- _Task statement_: Reproduce all of the entries below exactly, without a single change.

- _Given records_:
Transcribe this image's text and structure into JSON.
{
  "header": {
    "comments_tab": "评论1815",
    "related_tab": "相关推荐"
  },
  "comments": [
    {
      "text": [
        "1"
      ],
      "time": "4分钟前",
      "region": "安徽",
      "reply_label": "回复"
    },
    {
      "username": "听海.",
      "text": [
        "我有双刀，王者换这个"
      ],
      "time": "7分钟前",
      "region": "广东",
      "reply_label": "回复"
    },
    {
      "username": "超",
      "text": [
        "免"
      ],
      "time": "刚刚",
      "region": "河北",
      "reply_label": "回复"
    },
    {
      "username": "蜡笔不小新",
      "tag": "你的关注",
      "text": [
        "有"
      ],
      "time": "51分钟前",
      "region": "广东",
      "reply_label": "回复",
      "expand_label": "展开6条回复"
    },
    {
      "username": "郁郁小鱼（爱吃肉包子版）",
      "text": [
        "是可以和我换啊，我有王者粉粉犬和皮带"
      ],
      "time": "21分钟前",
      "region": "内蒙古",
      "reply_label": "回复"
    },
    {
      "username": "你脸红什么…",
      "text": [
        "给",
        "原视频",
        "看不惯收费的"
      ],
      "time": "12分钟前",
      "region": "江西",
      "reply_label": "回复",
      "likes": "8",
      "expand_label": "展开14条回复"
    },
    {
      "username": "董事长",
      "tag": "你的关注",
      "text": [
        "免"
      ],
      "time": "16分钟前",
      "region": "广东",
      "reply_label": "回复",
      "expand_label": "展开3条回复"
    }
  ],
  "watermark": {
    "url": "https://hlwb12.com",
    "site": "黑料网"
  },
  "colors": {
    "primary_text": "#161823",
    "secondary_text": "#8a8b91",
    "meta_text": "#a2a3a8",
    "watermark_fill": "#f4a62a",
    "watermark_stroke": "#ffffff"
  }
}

- _Answer to the problem_:
Transcribe this image's text and structure into JSON.
{
  "header": {
    "comments_tab": "评论1815",
    "related_tab": "相关推荐"
  },
  "comments": [
    {
      "text": [
        "1"
      ],
      "time": "4分钟前",
      "region": "安徽",
      "reply_label": "回复"
    },
    {
      "username": "听海.",
      "text": [
        "我有双刀，王者换这个"
      ],
      "time": "7分钟前",
      "region": "广东",
      "reply_label": "回复"
    },
    {
      "username": "超",
      "text": [
        "免"
      ],
      "time": "刚刚",
      "region": "河北",
      "reply_label": "回复"
    },
    {
      "username": "蜡笔不小新",
      "tag": "你的关注",
      "text": [
        "有"
      ],
      "time": "51分钟前",
      "region": "广东",
      "reply_label": "回复",
      "expand_label": "展开6条回复"
    },
    {
      "username": "郁郁小鱼（爱吃肉包子版）",
      "text": [
        "是可以和我换啊，我有王者粉粉犬和皮带"
      ],
      "time": "21分钟前",
      "region": "内蒙古",
      "reply_label": "回复"
    },
    {
      "username": "你脸红什么…",
      "text": [
        "给",
        "原视频",
        "看不惯收费的"
      ],
      "time": "12分钟前",
      "region": "江西",
      "reply_label": "回复",
      "likes": "8",
      "expand_label": "展开14条回复"
    },
    {
      "username": "董事长",
      "tag": "你的关注",
      "text": [
        "免"
      ],
      "time": "16分钟前",
      "region": "广东",
      "reply_label": "回复",
      "expand_label": "展开3条回复"
    }
  ],
  "watermark": {
    "url": "https://hlwb12.com",
    "site": "黑料网"
  },
  "colors": {
    "primary_text": "#161823",
    "secondary_text": "#8a8b91",
    "meta_text": "#a2a3a8",
    "watermark_fill": "#f4a62a",
    "watermark_stroke": "#ffffff"
  }
}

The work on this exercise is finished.